Data records for software interfaces:
>>

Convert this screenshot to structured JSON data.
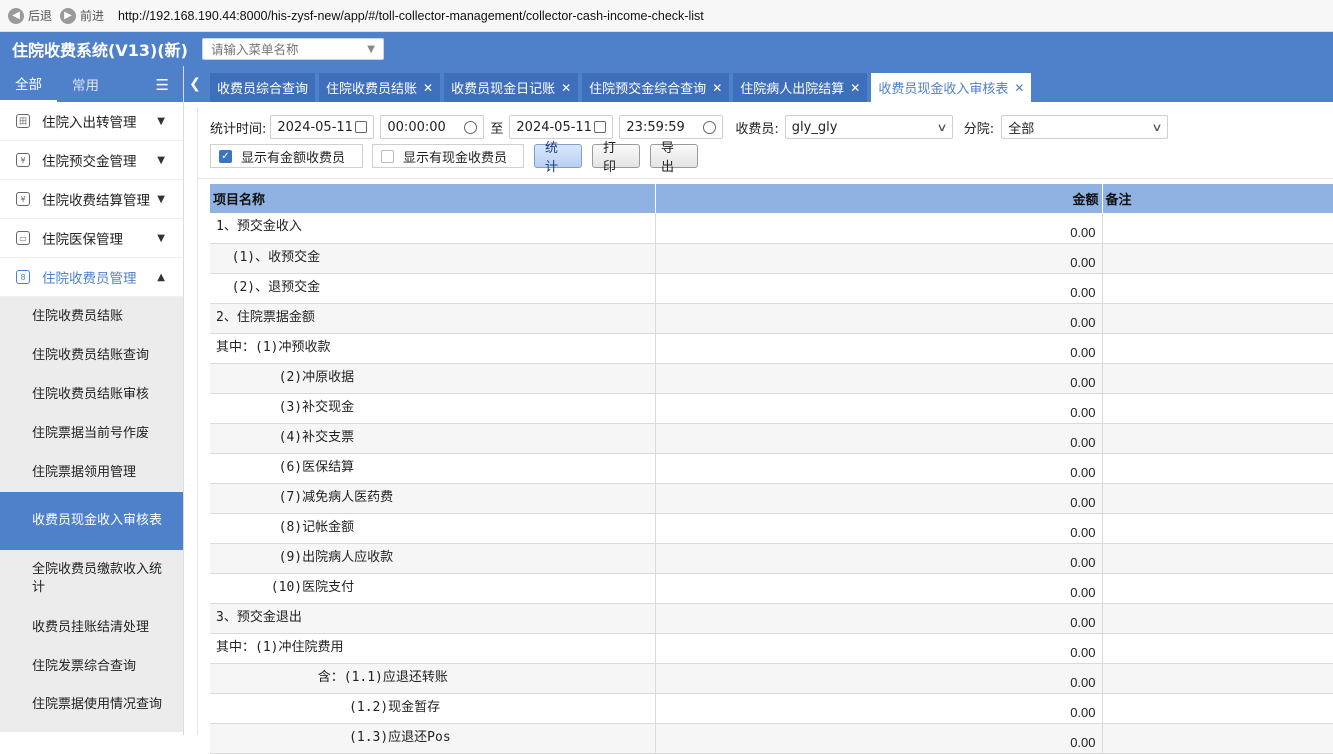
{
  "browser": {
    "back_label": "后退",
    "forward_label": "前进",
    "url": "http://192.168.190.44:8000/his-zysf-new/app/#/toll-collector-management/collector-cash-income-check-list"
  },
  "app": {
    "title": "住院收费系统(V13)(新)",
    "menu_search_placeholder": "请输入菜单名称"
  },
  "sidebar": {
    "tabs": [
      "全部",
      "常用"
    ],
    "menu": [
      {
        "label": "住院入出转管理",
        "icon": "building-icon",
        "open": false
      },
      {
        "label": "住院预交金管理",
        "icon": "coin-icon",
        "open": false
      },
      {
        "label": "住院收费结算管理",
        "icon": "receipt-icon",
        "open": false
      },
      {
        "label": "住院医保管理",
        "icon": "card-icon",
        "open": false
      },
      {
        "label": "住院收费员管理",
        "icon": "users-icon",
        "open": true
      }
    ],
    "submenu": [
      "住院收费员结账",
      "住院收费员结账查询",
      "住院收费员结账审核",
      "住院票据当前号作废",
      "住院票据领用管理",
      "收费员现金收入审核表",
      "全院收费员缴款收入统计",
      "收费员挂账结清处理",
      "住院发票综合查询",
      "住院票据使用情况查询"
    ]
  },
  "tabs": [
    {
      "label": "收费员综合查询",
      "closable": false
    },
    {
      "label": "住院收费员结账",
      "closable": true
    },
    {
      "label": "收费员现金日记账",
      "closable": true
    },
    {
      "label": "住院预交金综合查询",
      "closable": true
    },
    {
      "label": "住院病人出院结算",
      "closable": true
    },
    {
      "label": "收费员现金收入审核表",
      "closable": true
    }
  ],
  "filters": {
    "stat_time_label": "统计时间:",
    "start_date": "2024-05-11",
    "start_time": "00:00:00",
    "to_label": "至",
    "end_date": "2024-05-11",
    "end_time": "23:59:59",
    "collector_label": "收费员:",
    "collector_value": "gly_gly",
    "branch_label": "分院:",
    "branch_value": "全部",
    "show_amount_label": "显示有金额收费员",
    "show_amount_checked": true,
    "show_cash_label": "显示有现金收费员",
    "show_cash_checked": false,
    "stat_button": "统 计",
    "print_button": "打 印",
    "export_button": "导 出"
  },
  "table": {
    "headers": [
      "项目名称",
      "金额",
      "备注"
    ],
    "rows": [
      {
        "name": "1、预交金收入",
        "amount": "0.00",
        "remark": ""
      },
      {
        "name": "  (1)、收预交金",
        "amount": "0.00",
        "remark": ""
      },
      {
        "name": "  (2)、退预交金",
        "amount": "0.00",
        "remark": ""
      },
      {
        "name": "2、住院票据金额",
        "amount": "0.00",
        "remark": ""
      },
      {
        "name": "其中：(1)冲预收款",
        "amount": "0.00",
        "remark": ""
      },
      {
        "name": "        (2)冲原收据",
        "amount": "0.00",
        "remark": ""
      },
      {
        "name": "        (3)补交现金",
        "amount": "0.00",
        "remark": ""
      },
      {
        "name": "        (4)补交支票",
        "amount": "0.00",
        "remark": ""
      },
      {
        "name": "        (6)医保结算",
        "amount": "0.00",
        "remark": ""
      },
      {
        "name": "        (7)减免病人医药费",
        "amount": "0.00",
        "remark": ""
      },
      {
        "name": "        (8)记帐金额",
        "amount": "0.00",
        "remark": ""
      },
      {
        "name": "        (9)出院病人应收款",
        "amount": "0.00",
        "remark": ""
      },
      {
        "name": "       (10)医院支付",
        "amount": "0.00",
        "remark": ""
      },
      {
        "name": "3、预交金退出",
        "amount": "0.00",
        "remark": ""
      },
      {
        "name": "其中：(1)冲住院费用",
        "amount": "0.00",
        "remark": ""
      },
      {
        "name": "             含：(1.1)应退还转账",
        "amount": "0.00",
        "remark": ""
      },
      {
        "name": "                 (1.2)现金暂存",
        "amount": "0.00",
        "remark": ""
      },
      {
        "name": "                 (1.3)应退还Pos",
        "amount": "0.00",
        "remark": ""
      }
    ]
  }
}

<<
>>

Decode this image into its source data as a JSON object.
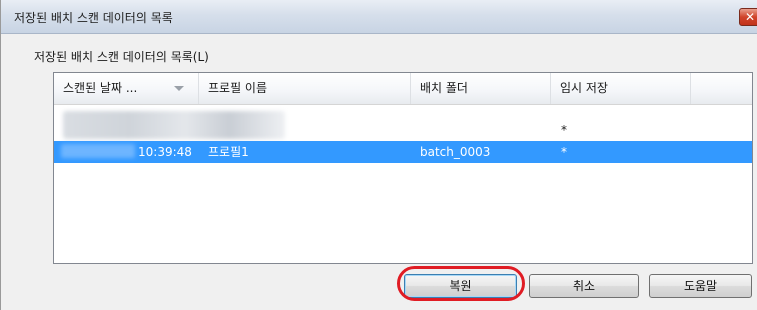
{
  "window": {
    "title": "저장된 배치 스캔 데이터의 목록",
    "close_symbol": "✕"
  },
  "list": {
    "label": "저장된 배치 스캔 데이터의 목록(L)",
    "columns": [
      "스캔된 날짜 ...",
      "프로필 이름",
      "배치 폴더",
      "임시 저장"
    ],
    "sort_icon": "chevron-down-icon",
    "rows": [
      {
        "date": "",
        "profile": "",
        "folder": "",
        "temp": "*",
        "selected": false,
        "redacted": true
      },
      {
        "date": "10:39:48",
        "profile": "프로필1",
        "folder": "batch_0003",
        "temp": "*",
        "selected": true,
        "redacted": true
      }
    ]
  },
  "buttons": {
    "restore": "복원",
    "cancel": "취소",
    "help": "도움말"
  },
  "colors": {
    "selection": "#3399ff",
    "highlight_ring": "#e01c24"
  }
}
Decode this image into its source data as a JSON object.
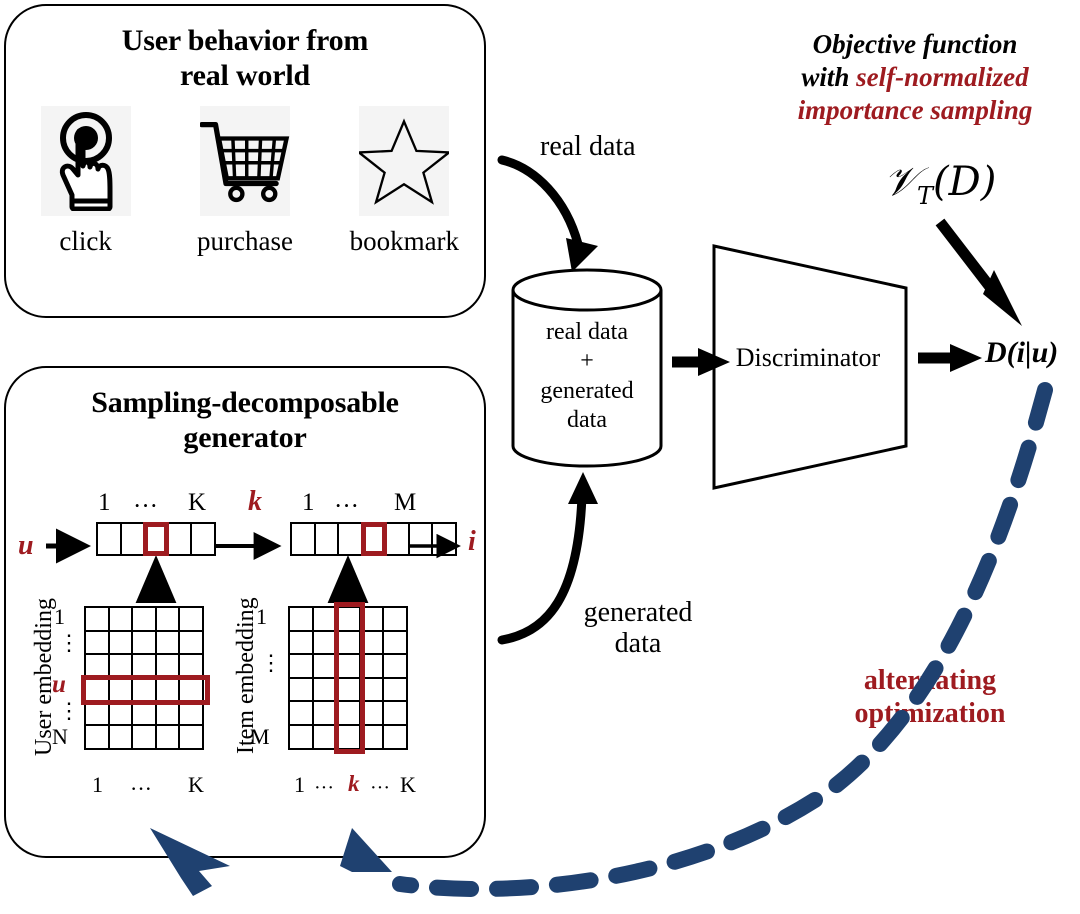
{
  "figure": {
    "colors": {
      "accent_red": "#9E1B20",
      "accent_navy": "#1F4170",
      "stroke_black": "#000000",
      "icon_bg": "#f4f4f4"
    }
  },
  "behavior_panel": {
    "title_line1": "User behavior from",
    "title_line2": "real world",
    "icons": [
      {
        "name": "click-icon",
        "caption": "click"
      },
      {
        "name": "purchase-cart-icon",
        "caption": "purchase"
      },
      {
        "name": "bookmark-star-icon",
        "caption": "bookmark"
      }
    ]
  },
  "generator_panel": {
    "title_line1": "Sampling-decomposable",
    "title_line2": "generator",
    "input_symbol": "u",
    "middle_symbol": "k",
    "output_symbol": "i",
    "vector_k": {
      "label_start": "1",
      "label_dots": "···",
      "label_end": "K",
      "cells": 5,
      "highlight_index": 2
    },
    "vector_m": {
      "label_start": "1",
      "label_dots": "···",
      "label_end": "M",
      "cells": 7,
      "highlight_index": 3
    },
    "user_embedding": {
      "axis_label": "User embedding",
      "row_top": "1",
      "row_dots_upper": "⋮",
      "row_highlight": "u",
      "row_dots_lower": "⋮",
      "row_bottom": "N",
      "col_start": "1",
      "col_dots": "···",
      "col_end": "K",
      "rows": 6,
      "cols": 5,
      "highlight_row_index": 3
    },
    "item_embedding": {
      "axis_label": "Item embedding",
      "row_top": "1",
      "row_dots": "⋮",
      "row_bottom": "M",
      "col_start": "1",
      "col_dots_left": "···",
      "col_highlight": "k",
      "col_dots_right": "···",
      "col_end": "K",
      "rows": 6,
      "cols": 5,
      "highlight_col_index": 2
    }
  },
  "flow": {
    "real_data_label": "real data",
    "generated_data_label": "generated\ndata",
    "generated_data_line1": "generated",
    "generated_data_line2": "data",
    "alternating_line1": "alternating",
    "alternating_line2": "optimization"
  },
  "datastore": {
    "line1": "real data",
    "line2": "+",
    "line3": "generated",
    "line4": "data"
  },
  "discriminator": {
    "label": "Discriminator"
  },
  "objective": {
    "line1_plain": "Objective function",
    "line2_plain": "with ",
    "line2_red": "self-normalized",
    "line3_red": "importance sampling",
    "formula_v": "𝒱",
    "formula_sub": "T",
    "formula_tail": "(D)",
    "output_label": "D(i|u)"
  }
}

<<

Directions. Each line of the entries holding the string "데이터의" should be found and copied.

Exercise output.
    "title": "저장된 배치 스캔 데이터의 목록",
    "label": "저장된 배치 스캔 데이터의 목록(L)",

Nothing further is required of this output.